Are You Writing Legacy Code?
Legacy code is often defined as code that has been around for a long time. Wikipedia defines it as code that is no longer supported. So what exactly makes legacy code? Code that is written without tests, even if it was written a few seconds ago, is legacy code.
Do you see that car above? It is old and dilapidated. The owner did not take care of it. The car looks as though it has been left outside for a long time and ignored.
Can you see the parallels in code? Legacy code does not often get changed. Developers are scared to touch it. Changing it might break something. Code that can’t be changed is rotting code. It smells; it warns others to stay far away. Over time, only tiny changes are applied to it as needed. No one dare refactor that code in fear of owning it. You touched it last? You own it!
Code without Tests is Legacy Code
Technology changes. Your awesome design today may be completely outdated in a few years. How do you ensure it does not become that rotting piece of meat that everyone stays away from? How do you prevent yourself from becoming ‘that guy’ that everyone hates because of that big stinking mess that was developed months or years ago?
Great design helps, but that alone won’t do it. Other developers may hastily add to your code. You may have to add a feature after several months and completely forget everything about it.
The only way I know that prevents code from rotting is having a complete set of automated tests around it. Manual tests are not enough! You may know all the tests to run. Perhaps you even document all of them. However, I can almost guarantee not everyone is going to be as diligent in running your test suite as you were when you first designed that code.
Automated Tests Prevent Legacy Code
Let’s fast forward several years. Your hot new language or design pattern is not being used by anyone. You have moved on to greener pastures, and no one that remains understands the code anymore. If you have an automated suite of tests, preferably a suite that gets run whenever code gets committed (and emails developers when those tests fail)… you prevent future programmers from breaking the code. You do them a big favor by allowing them to not have to worry about breaking existing functionality.

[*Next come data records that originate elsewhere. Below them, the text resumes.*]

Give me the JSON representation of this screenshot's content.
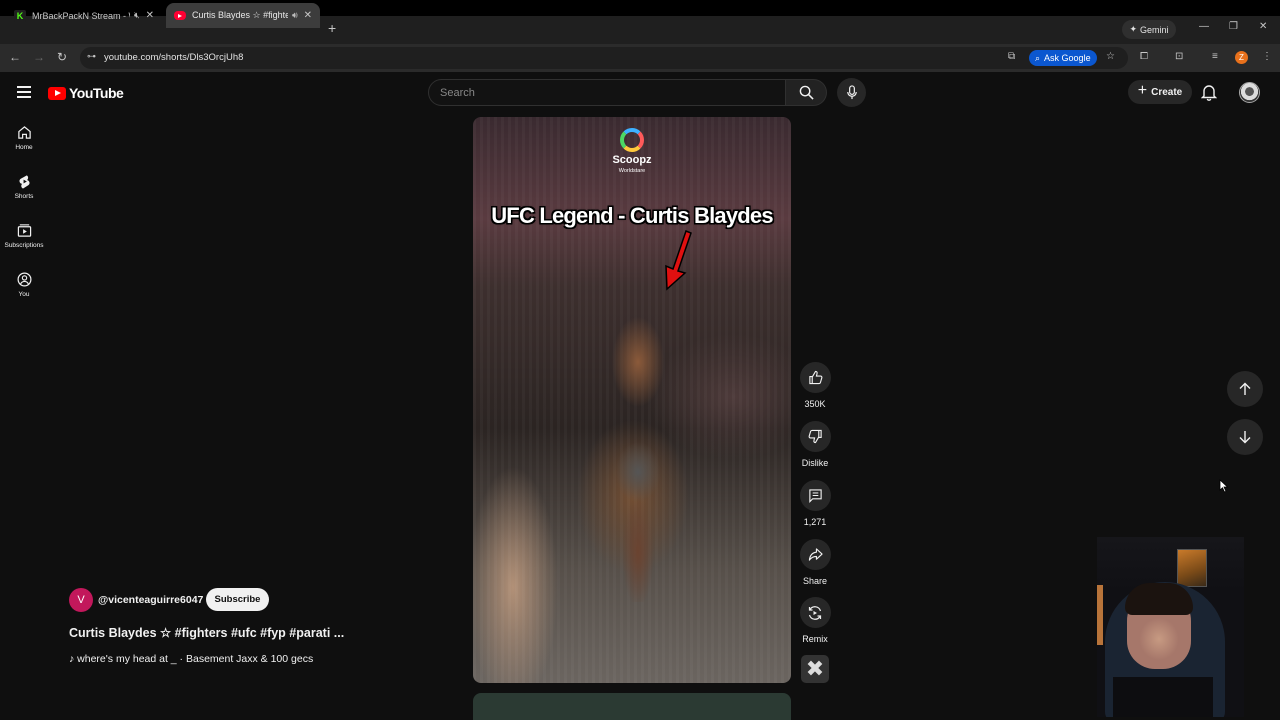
{
  "browser": {
    "tabs": [
      {
        "title": "MrBackPackN Stream - Wa",
        "favicon": "kick-logo"
      },
      {
        "title": "Curtis Blaydes ☆ #fighters",
        "favicon": "youtube-logo",
        "active": true
      }
    ],
    "gemini_label": "Gemini",
    "url": "youtube.com/shorts/Dls3OrcjUh8",
    "ask_google_label": "Ask Google",
    "profile_initial": "Z"
  },
  "masthead": {
    "logo_text": "YouTube",
    "search_placeholder": "Search",
    "create_label": "Create"
  },
  "sidebar": {
    "items": [
      {
        "label": "Home",
        "icon": "home-icon"
      },
      {
        "label": "Shorts",
        "icon": "shorts-icon"
      },
      {
        "label": "Subscriptions",
        "icon": "subscriptions-icon"
      },
      {
        "label": "You",
        "icon": "you-icon"
      }
    ]
  },
  "video": {
    "watermark_name": "Scoopz",
    "watermark_sub": "Worldstare",
    "overlay_text": "UFC Legend - Curtis Blaydes"
  },
  "actions": {
    "like_count": "350K",
    "dislike_label": "Dislike",
    "comment_count": "1,271",
    "share_label": "Share",
    "remix_label": "Remix"
  },
  "meta": {
    "channel_initial": "V",
    "channel": "@vicenteaguirre6047",
    "subscribe_label": "Subscribe",
    "title": "Curtis Blaydes ☆ #fighters #ufc #fyp #parati ...",
    "music": "where's my head at _ · Basement Jaxx & 100 gecs"
  },
  "colors": {
    "background": "#0f0f0f",
    "brand_red": "#ff0000",
    "ask_google_blue": "#0b57d0"
  }
}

These tests can allow others (and your future self) to refactor that code without the fear of breaking something. If developers are proactive, they will even refactor that code every time they touch it as needed, because they do not have to worry very much about breaking existing functionality.
So instead of this…
We get this:
Be kind to your fellow developers, and let them modify and add features to your code without worrying about breaking it!